Report how many lines in the records carry the string "utility", and give no further text.

(Dataset items)
┄┄┄┄┄┄┄┄┄┄┄┄┄┄┄┄┄┄┄┄
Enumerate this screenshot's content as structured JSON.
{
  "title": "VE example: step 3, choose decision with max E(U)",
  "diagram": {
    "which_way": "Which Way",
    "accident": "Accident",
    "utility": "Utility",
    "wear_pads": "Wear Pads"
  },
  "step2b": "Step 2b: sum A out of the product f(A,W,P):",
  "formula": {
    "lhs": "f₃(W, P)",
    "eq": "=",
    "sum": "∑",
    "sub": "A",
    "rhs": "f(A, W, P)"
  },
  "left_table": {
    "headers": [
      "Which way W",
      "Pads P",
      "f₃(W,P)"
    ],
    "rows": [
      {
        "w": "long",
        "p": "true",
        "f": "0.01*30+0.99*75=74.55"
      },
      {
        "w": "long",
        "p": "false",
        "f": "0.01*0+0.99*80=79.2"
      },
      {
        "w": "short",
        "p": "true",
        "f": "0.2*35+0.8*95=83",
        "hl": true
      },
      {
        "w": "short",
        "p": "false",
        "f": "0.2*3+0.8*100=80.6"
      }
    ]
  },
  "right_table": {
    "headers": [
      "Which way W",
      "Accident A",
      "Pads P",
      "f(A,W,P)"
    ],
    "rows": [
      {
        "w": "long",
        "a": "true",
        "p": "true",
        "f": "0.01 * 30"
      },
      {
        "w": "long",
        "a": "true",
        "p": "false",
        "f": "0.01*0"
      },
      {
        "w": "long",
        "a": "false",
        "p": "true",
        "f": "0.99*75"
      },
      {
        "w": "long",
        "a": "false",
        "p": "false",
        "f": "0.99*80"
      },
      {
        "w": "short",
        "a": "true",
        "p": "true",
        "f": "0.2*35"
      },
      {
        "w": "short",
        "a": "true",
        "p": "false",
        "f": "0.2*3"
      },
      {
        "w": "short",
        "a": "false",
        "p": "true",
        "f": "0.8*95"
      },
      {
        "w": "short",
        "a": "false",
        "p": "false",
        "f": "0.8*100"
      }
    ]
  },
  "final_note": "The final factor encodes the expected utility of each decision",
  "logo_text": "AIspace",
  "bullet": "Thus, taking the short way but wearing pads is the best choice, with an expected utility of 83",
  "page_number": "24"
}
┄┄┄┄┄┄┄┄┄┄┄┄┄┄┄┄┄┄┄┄
▶ _Solved problem_
3